Julia is a pampered Roman, daughter of one politician and betrothed to another. As Rome comes under attack by Visigoths, she is rescued from men (fine, upstanding Romans usually) who kill her slave and want to rape and rob her, by one of the invaders. He promptly takes her as his slave, but she finds the attitude of thr barbarians to their prisoners to be far more kindly than that of her own people. Thus follows a whole series of adventures across Europe before Julia figures out whether she wants to return to her old life or find a new one with these very different people.
Innocent Courtesan to Adventurer's Bride
by Louise Allen
Published by Mills & Boon

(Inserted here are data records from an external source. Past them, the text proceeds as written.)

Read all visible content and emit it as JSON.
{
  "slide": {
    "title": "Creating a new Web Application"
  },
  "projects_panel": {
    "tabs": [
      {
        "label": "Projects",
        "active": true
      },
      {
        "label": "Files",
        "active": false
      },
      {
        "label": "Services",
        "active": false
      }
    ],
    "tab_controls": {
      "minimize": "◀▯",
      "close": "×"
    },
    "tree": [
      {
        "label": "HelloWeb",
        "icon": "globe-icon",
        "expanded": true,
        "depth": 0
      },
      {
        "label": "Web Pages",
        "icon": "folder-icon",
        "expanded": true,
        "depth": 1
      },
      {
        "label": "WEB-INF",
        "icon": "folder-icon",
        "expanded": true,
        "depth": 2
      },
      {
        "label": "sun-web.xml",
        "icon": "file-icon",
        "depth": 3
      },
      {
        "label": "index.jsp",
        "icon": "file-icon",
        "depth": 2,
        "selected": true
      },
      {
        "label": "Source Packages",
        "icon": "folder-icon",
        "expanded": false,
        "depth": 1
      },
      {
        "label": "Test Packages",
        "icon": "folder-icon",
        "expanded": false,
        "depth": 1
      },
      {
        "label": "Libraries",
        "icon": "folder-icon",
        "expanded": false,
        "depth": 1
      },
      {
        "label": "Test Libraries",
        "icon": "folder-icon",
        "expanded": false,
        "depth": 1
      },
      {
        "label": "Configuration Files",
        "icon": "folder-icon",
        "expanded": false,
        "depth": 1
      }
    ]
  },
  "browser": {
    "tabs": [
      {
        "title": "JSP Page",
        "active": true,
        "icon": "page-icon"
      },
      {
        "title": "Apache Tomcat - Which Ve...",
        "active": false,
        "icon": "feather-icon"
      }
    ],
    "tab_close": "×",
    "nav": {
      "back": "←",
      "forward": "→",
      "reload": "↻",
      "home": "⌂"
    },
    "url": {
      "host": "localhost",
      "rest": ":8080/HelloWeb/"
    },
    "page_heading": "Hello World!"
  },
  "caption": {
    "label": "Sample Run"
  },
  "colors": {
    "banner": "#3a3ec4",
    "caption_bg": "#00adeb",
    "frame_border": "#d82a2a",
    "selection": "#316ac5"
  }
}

Out of the brothel...Wrongly accused of theft, innocent Celina Shelley is cast out of the brothel she calls home and flees to Quinn Ashley, Lord Dreycott, for safety. But the heat in the daredevil adventurer's eyes tells Lina that the danger is just beginning...and into the rake's bedroom! Lina dresses like a nun, looks like an angel, but flirts like a professional - and the last thing Quinn expects to discover is that she's a virgin! Now he knows the truth, will he wed her before he beds her? The Transformation of the Shelley Sisters Three sisters, three escapades, three very different destinies!
Third in the series about the Shelley Sisters, and this time we learn more about their background than any of them knew previously. It transpires that their mother and aunt had been ruined in their youth, and while their mother had later married, their aunt had gone on to run a reasonably successful and for the time ethical brothel. The aunt however falls on hard times due to illness, and Lina who is working as her clerk and housekeeper finds herself sent out to 'work' by one of her aunt's creditors. Geting into a tricky situation, she is forced to flee to stay with an old friend of her aunt, who promptly dies leaving her to face his heir: enter the hero. Quinn was a little too alpha for my taste.
Most of the loose ends were tied up nicely (there's an eBook dealing with the only one remaining as far as I can see) and this series is definitely a keeper.